_About this task_:
Take every line of the material below that includes the string "your" and copy it out.

Start of Data to process

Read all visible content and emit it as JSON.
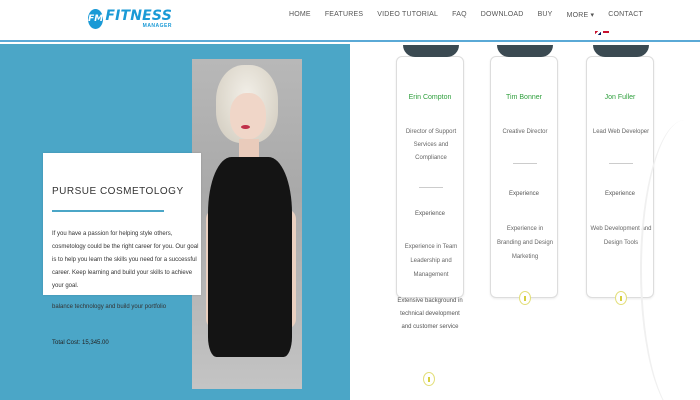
{
  "header": {
    "logo_badge": "FM",
    "logo_main": "FITNESS",
    "logo_sub": "MANAGER",
    "nav": [
      {
        "label": "HOME"
      },
      {
        "label": "FEATURES"
      },
      {
        "label": "VIDEO TUTORIAL"
      },
      {
        "label": "FAQ"
      },
      {
        "label": "DOWNLOAD"
      },
      {
        "label": "BUY"
      },
      {
        "label": "MORE ▾"
      },
      {
        "label": "CONTACT"
      }
    ]
  },
  "course": {
    "title": "PURSUE COSMETOLOGY",
    "body": "If you have a passion for helping style others, cosmetology could be the right career for you. Our goal is to help you learn the skills you need for a successful career. Keep learning and build your skills to achieve your goal.",
    "body_extra": "balance technology and build your portfolio",
    "cost": "Total Cost: 15,345.00"
  },
  "team": [
    {
      "name": "Erin Compton",
      "role": "Director of Support Services and Compliance",
      "experience_label": "Experience",
      "experience": "Experience in Team Leadership and Management"
    },
    {
      "name": "Tim Bonner",
      "role": "Creative Director",
      "experience_label": "Experience",
      "experience": "Experience in Branding and Design Marketing"
    },
    {
      "name": "Jon Fuller",
      "role": "Lead Web Developer",
      "experience_label": "Experience",
      "experience": "Web Development and Design Tools"
    }
  ],
  "extra_text": "Extensive background in technical development and customer service",
  "colors": {
    "accent_blue": "#4ba6c7",
    "brand_blue": "#1a9ad6",
    "name_green": "#2e9f3c"
  }
}
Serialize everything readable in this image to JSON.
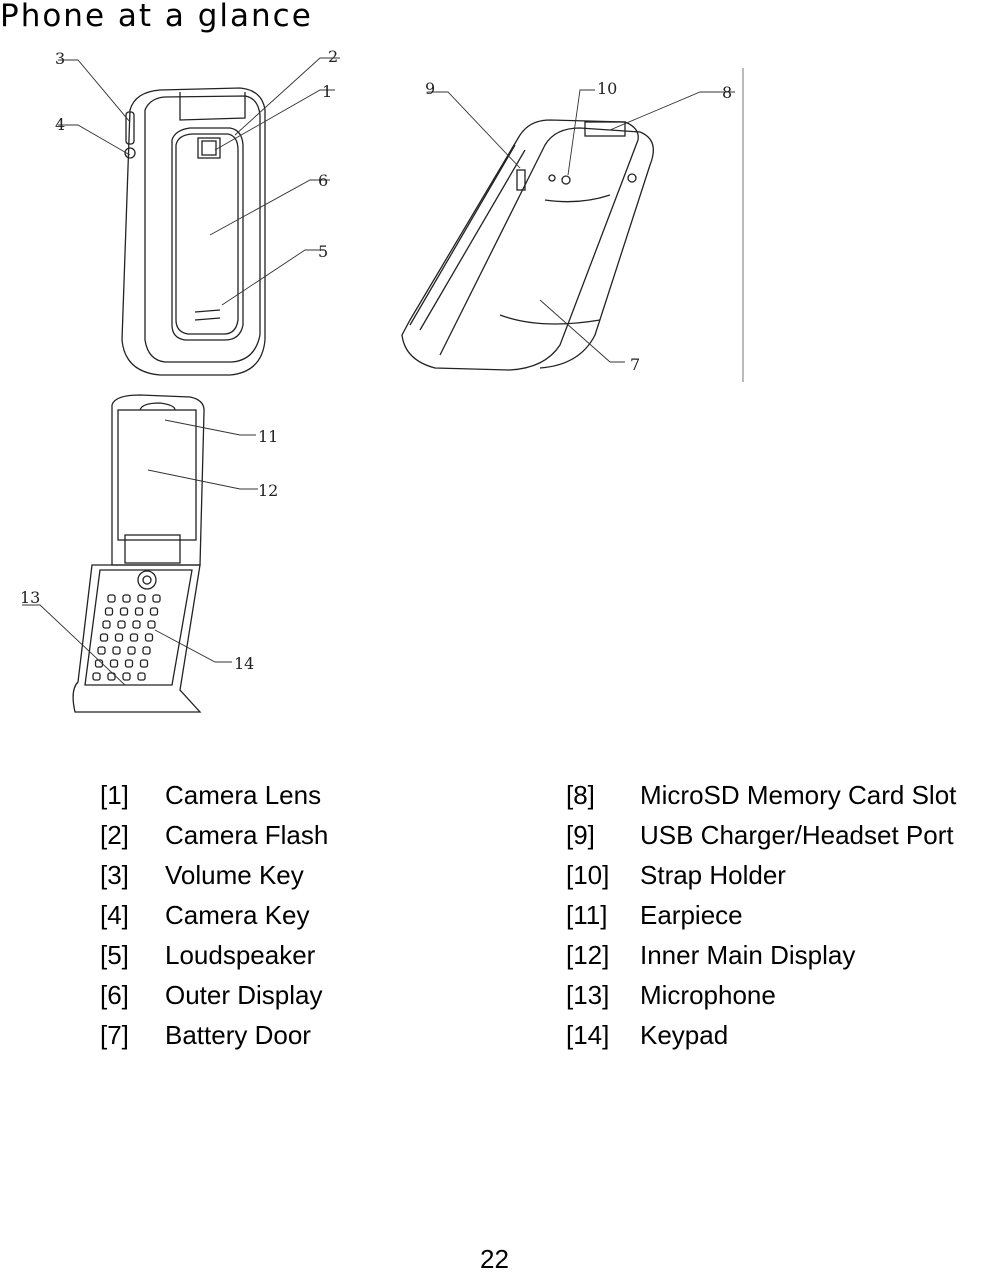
{
  "title": "Phone at a glance",
  "callouts": [
    "1",
    "2",
    "3",
    "4",
    "5",
    "6",
    "7",
    "8",
    "9",
    "10",
    "11",
    "12",
    "13",
    "14"
  ],
  "legend": {
    "left": [
      {
        "num": "[1]",
        "label": "Camera Lens"
      },
      {
        "num": "[2]",
        "label": "Camera Flash"
      },
      {
        "num": "[3]",
        "label": "Volume Key"
      },
      {
        "num": "[4]",
        "label": "Camera Key"
      },
      {
        "num": "[5]",
        "label": "Loudspeaker"
      },
      {
        "num": "[6]",
        "label": "Outer Display"
      },
      {
        "num": "[7]",
        "label": "Battery Door"
      }
    ],
    "right": [
      {
        "num": "[8]",
        "label": "MicroSD Memory Card Slot"
      },
      {
        "num": "[9]",
        "label": "USB Charger/Headset Port"
      },
      {
        "num": "[10]",
        "label": "Strap Holder"
      },
      {
        "num": "[11]",
        "label": "Earpiece"
      },
      {
        "num": "[12]",
        "label": "Inner Main Display"
      },
      {
        "num": "[13]",
        "label": "Microphone"
      },
      {
        "num": "[14]",
        "label": "Keypad"
      }
    ]
  },
  "page_number": "22"
}
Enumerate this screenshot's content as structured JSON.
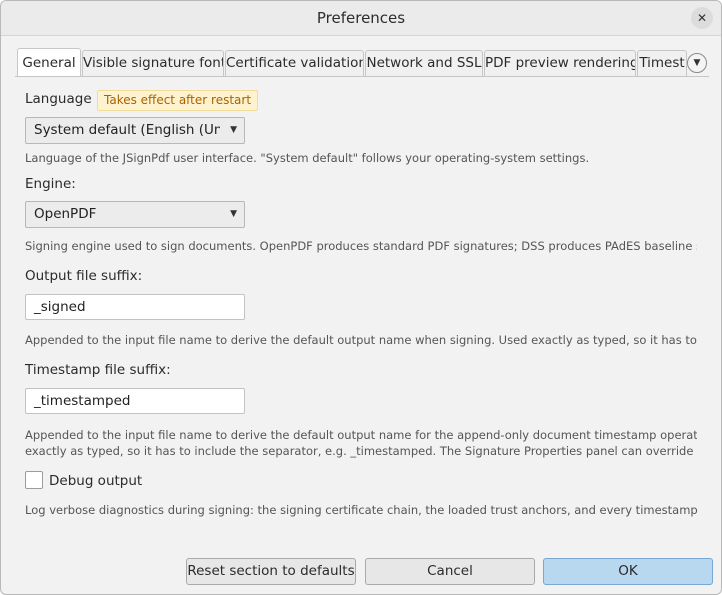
{
  "window": {
    "title": "Preferences",
    "close_glyph": "✕"
  },
  "tabs": [
    {
      "label": "General",
      "active": true
    },
    {
      "label": "Visible signature font"
    },
    {
      "label": "Certificate validation"
    },
    {
      "label": "Network and SSL"
    },
    {
      "label": "PDF preview rendering"
    },
    {
      "label": "Timest"
    }
  ],
  "tab_overflow_glyph": "▼",
  "general": {
    "language": {
      "label": "Language",
      "badge": "Takes effect after restart",
      "value": "System default (English (Unite...",
      "description": "Language of the JSignPdf user interface. \"System default\" follows your operating-system settings."
    },
    "engine": {
      "label": "Engine:",
      "value": "OpenPDF",
      "description": "Signing engine used to sign documents. OpenPDF produces standard PDF signatures; DSS produces PAdES baseline signatures ..."
    },
    "output_suffix": {
      "label": "Output file suffix:",
      "value": "_signed",
      "description": "Appended to the input file name to derive the default output name when signing. Used exactly as typed, so it has to include the ..."
    },
    "timestamp_suffix": {
      "label": "Timestamp file suffix:",
      "value": "_timestamped",
      "description_line1": "Appended to the input file name to derive the default output name for the append-only document timestamp operation. Used",
      "description_line2": "exactly as typed, so it has to include the separator, e.g. _timestamped. The Signature Properties panel can override it for the ..."
    },
    "debug": {
      "label": "Debug output",
      "checked": false,
      "description": "Log verbose diagnostics during signing: the signing certificate chain, the loaded trust anchors, and every timestamp / AIA / CRL /..."
    }
  },
  "combo_caret": "▼",
  "buttons": {
    "reset": "Reset section to defaults",
    "cancel": "Cancel",
    "ok": "OK"
  },
  "colors": {
    "accent": "#b8d8f0",
    "badge_bg": "#fff2cf",
    "badge_text": "#a76400"
  }
}
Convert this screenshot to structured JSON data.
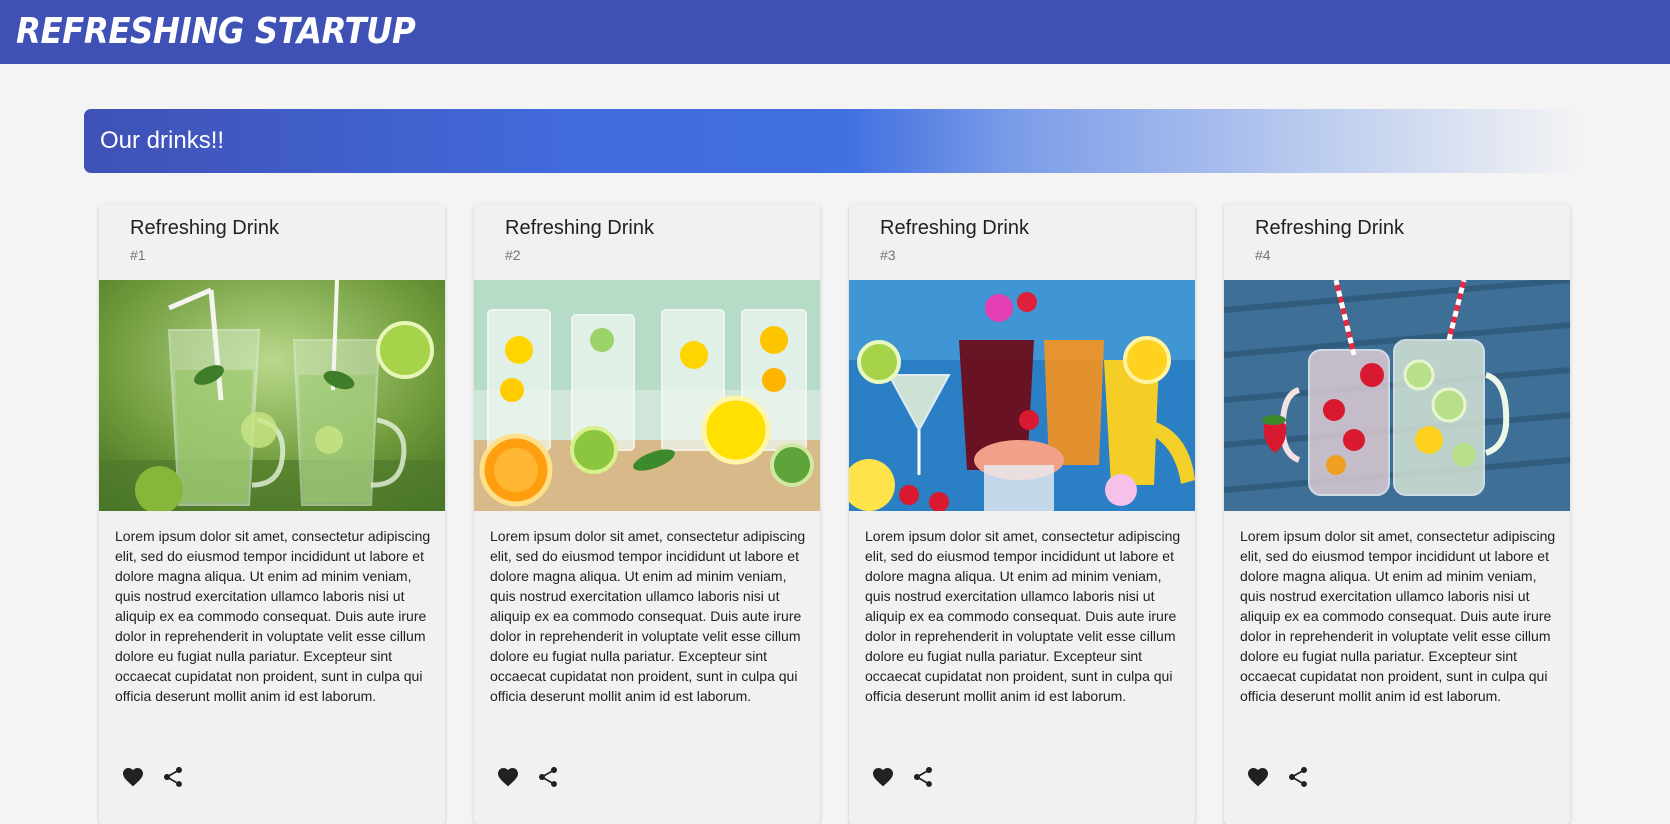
{
  "app": {
    "brand": "REFRESHING STARTUP"
  },
  "banner": {
    "title": "Our drinks!!"
  },
  "cards": [
    {
      "title": "Refreshing Drink",
      "subtitle": "#1",
      "image_icon": "mojito-glasses-image",
      "body": "Lorem ipsum dolor sit amet, consectetur adipiscing elit, sed do eiusmod tempor incididunt ut labore et dolore magna aliqua. Ut enim ad minim veniam, quis nostrud exercitation ullamco laboris nisi ut aliquip ex ea commodo consequat. Duis aute irure dolor in reprehenderit in voluptate velit esse cillum dolore eu fugiat nulla pariatur. Excepteur sint occaecat cupidatat non proident, sunt in culpa qui officia deserunt mollit anim id est laborum.",
      "actions": [
        "favorite-icon",
        "share-icon"
      ]
    },
    {
      "title": "Refreshing Drink",
      "subtitle": "#2",
      "image_icon": "infused-water-glasses-image",
      "body": "Lorem ipsum dolor sit amet, consectetur adipiscing elit, sed do eiusmod tempor incididunt ut labore et dolore magna aliqua. Ut enim ad minim veniam, quis nostrud exercitation ullamco laboris nisi ut aliquip ex ea commodo consequat. Duis aute irure dolor in reprehenderit in voluptate velit esse cillum dolore eu fugiat nulla pariatur. Excepteur sint occaecat cupidatat non proident, sunt in culpa qui officia deserunt mollit anim id est laborum.",
      "actions": [
        "favorite-icon",
        "share-icon"
      ]
    },
    {
      "title": "Refreshing Drink",
      "subtitle": "#3",
      "image_icon": "tropical-cocktails-image",
      "body": "Lorem ipsum dolor sit amet, consectetur adipiscing elit, sed do eiusmod tempor incididunt ut labore et dolore magna aliqua. Ut enim ad minim veniam, quis nostrud exercitation ullamco laboris nisi ut aliquip ex ea commodo consequat. Duis aute irure dolor in reprehenderit in voluptate velit esse cillum dolore eu fugiat nulla pariatur. Excepteur sint occaecat cupidatat non proident, sunt in culpa qui officia deserunt mollit anim id est laborum.",
      "actions": [
        "favorite-icon",
        "share-icon"
      ]
    },
    {
      "title": "Refreshing Drink",
      "subtitle": "#4",
      "image_icon": "mason-jar-drinks-image",
      "body": "Lorem ipsum dolor sit amet, consectetur adipiscing elit, sed do eiusmod tempor incididunt ut labore et dolore magna aliqua. Ut enim ad minim veniam, quis nostrud exercitation ullamco laboris nisi ut aliquip ex ea commodo consequat. Duis aute irure dolor in reprehenderit in voluptate velit esse cillum dolore eu fugiat nulla pariatur. Excepteur sint occaecat cupidatat non proident, sunt in culpa qui officia deserunt mollit anim id est laborum.",
      "actions": [
        "favorite-icon",
        "share-icon"
      ]
    }
  ],
  "colors": {
    "toolbar": "#3f51b5",
    "banner_start": "#3f51b5",
    "banner_mid": "#4170e0",
    "background": "#f4f4f4",
    "card": "#f1f1f1"
  }
}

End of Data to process

_Result for this task_:
    "body": "If you have a passion for helping style others, cosmetology could be the right career for you. Our goal is to help you learn the skills you need for a successful career. Keep learning and build your skills to achieve your goal.",
    "body_extra": "balance technology and build your portfolio",
      "description": "Language of the JSignPdf user interface. \"System default\" follows your operating-system settings."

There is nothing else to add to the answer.